A HAS productivity evaluation was successfully conducted at Puget Sound Naval Shipyard (PSNS) & Intermediate Maintenance Facility (IMF). Five test subjects used a low heat induction tool to remove SHT tiles and SHT tile residue from various locations on a submarine hull. The workers performed this task both non-augmented and with a HAS. The evaluation had four primary objectives:
Quantitatively determine how the HAS impacts productivity for a work team that is performing a heat induction task.
Quantitatively determine how the HAS impacts productivity for an individual worker that is performing a heat induction task.
Qualitatively evaluate how the HAS impacts worker injury and fatigue.
Evaluate HAS reliability during a field trial to determine if the it can be effectively deployed in the rugged shipyard environment.
The evaluation produced compelling results:
The HAS enabled a single worker to continuously employ the heat induction tool with the assistance of one (1) other worker. In the current process a three (3) worker team is required to perform the same task. The testing indicates that HAS usage may reduce the necessary team size from three (3) to two (2), a 50% productivity improvement.
Qualitative data that suggests HAS improves worker ergonomics and significantly reduces worker fatigue.
The HAS performed effectively in a wide array of work environments (unstable footing, loose impediments, rain, wind, cold, etc.).
Additionally, test participant feedback was overwhelmingly positive. Test participants were able to quickly acclimate to the system, maneuver through the entire shipyard while wearing the system, and implement the system in their typical activities. Test participants expressed a desire to implement the HAS into some aspect of their standard work.

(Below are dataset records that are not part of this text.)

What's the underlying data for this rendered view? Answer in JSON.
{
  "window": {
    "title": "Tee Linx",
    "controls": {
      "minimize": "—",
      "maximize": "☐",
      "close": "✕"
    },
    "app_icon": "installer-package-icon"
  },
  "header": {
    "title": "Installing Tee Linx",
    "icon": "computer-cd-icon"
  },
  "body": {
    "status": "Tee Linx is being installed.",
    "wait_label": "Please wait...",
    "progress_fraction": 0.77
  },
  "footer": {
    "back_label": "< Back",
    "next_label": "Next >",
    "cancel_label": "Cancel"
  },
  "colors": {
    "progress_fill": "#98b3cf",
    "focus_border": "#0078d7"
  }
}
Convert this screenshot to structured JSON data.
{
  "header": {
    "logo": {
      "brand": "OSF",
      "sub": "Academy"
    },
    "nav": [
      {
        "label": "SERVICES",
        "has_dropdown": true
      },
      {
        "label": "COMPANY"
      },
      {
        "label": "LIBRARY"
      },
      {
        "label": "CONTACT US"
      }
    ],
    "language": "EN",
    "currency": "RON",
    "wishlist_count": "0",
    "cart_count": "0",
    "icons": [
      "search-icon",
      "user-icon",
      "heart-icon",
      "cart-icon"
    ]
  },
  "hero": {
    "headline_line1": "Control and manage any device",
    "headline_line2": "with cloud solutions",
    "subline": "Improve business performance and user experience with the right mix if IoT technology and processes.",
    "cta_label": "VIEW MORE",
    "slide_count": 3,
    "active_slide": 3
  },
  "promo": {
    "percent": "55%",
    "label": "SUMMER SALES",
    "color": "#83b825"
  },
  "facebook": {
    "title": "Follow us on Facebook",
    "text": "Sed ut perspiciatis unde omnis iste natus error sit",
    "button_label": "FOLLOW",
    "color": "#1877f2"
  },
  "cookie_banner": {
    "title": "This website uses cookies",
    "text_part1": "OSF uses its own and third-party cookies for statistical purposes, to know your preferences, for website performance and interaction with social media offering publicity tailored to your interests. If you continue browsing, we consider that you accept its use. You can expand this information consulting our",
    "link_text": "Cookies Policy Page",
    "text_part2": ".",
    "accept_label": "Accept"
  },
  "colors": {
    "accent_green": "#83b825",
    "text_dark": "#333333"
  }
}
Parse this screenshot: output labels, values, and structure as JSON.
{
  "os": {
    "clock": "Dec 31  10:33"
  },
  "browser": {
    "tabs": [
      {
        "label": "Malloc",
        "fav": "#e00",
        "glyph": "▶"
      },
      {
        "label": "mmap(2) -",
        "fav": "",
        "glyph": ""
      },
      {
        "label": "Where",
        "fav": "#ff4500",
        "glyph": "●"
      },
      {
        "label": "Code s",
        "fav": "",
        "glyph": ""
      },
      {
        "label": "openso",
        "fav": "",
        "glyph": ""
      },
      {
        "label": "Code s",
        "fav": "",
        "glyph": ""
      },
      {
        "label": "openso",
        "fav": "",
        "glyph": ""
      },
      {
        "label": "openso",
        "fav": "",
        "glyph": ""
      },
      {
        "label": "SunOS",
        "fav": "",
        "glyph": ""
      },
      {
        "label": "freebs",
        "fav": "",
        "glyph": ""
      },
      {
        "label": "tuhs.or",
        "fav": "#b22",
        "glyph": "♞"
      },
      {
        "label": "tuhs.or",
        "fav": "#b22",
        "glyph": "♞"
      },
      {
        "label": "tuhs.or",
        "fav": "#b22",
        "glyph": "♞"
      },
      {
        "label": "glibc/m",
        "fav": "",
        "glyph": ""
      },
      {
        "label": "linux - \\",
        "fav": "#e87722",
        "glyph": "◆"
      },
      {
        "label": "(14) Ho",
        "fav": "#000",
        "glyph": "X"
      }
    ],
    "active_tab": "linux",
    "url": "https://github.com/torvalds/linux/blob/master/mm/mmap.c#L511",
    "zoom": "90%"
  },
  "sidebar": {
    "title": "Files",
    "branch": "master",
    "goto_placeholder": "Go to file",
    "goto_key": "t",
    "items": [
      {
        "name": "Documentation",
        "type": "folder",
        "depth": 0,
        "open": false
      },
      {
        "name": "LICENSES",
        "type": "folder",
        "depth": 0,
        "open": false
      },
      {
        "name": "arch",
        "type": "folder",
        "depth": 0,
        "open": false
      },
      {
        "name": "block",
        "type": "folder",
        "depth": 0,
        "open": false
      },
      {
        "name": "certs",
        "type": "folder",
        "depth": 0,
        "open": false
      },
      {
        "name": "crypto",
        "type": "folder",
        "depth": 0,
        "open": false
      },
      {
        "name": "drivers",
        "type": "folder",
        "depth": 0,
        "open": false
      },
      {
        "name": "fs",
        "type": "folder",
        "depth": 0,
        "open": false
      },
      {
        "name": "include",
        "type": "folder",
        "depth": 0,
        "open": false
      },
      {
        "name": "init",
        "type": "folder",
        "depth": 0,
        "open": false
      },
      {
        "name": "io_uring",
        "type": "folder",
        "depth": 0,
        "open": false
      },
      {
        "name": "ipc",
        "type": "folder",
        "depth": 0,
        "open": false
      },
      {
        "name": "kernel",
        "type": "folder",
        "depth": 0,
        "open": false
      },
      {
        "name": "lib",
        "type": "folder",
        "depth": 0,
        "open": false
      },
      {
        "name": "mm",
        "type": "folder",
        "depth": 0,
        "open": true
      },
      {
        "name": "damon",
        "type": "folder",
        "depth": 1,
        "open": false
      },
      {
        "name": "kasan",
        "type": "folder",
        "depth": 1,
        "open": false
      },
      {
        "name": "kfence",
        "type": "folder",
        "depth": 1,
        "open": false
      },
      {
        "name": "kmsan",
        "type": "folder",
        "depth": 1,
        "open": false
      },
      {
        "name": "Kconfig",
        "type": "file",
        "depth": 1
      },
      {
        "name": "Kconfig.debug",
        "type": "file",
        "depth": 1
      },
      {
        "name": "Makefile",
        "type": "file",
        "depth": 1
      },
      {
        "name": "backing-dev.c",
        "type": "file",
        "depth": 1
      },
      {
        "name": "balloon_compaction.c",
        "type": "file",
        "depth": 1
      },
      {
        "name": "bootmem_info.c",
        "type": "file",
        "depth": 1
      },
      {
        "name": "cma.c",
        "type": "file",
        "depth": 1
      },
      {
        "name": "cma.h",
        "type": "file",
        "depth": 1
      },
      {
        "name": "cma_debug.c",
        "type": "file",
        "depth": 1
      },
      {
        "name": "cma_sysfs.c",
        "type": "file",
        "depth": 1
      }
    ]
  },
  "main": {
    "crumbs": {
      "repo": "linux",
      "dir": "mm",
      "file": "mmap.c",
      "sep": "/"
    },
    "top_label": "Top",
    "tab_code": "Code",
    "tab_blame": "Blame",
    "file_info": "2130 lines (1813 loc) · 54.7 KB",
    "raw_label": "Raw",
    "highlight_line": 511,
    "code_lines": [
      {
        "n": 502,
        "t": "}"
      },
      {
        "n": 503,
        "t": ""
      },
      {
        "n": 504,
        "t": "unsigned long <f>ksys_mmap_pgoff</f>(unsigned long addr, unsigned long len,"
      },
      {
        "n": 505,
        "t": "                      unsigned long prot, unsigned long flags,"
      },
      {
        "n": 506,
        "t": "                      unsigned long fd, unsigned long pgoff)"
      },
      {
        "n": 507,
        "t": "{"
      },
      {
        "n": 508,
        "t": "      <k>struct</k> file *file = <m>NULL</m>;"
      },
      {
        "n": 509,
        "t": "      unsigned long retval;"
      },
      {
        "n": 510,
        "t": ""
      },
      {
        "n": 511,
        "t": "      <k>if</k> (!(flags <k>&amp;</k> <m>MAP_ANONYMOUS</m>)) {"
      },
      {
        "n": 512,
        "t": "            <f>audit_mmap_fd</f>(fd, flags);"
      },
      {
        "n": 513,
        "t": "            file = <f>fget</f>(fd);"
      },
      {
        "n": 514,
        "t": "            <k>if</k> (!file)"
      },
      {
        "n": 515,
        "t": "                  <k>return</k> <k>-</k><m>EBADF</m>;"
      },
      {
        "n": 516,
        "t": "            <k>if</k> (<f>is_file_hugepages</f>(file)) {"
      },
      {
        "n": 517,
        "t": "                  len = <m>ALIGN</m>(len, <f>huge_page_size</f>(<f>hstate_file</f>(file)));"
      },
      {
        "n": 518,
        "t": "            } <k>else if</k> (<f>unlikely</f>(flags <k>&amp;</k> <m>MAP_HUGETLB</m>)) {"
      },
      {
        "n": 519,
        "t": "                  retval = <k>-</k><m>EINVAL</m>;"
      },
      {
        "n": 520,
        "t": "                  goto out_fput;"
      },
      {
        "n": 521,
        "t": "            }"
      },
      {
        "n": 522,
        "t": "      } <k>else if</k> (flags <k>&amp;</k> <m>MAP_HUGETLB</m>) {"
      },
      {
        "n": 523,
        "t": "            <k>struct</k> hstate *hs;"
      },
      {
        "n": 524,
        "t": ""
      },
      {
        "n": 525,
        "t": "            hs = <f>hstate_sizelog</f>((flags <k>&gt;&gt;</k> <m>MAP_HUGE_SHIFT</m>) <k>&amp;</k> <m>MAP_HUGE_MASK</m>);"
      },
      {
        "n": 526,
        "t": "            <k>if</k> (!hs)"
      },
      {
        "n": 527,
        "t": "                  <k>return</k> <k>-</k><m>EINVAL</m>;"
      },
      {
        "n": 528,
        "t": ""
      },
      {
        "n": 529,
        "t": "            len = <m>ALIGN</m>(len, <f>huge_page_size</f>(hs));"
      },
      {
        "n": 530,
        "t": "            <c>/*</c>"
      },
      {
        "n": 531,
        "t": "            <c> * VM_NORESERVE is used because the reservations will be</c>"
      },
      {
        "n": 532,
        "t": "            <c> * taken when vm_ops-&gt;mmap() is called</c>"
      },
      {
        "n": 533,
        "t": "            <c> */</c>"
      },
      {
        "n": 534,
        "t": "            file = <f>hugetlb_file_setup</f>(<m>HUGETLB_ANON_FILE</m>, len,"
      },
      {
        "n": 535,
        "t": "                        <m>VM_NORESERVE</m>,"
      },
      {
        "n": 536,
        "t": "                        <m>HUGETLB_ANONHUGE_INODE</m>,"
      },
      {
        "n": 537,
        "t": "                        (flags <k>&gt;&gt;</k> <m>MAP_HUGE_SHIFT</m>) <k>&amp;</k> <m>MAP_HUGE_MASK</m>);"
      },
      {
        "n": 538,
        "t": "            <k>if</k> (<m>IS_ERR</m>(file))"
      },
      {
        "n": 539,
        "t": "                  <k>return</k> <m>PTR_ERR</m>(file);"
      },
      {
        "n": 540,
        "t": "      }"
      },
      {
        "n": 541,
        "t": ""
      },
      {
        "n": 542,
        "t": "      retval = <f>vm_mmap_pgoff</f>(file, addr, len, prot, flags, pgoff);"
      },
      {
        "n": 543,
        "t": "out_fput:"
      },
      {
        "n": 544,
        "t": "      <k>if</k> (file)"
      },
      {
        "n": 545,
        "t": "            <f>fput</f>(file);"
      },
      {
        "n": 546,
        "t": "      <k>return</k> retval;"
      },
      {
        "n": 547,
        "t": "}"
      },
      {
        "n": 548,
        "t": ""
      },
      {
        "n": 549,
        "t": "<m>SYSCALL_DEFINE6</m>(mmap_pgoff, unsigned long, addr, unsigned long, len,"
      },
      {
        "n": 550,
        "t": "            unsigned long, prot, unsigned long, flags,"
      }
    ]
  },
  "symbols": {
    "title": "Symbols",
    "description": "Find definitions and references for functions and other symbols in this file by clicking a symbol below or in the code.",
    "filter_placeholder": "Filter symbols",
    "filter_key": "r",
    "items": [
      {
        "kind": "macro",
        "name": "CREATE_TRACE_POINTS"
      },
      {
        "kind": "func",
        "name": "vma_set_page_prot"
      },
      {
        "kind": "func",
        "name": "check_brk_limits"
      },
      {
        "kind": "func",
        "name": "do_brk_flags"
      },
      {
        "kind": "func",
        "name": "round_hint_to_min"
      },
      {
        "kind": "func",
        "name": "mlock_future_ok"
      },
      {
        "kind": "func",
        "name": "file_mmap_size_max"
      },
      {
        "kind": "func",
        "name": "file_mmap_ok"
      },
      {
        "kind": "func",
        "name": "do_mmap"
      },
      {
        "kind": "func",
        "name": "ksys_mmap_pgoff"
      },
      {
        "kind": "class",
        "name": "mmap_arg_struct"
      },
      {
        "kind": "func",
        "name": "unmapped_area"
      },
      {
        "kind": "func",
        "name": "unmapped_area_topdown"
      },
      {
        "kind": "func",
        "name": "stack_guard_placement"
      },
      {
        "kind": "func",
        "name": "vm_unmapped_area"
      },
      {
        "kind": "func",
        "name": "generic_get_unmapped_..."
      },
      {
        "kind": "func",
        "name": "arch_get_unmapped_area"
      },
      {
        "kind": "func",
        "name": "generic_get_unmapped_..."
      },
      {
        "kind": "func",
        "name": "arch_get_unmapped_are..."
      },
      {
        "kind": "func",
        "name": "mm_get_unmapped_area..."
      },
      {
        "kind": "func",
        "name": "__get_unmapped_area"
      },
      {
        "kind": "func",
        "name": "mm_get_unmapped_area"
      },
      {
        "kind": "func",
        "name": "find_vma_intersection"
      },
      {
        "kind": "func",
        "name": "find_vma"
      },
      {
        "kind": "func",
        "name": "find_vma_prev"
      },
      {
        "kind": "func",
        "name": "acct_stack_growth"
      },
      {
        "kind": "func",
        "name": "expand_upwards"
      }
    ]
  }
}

This study proved that using human augmentation to accomplish shipyard tasks involving heavy tools can improve productivity while mitigating a significant cause of worker injury. Both the improvement in productivity and the reduction in worker injury should result in cost savings.
The HAS technology is a fundamental redefinition of the relationship between the worker and the tool, where the physical strength of the worker is no longer a limiting factor for work assignment.Â The cost benefit using the HAS allows PSNS to reduce required crew size for from three to two, equating to a cost saving of $104K per year for Heat Induction Tool applications. These savings are increased as the number of HAS are deployed and utilized on SHT removal projects.
” HAS technology is a fundamental redefinition of the relationship between the worker and the tool where the physical strength of the worker is no longer a factor.” CAPT Williamson, PSNS CO
Industrial Human Augmentation System (iHAS)
Increases productivity & quality of work, with reduced injuries
zeroG Â® – Exoskeletal Arm Systems: TRL 9
Allows operators to use heavy tools as if weightless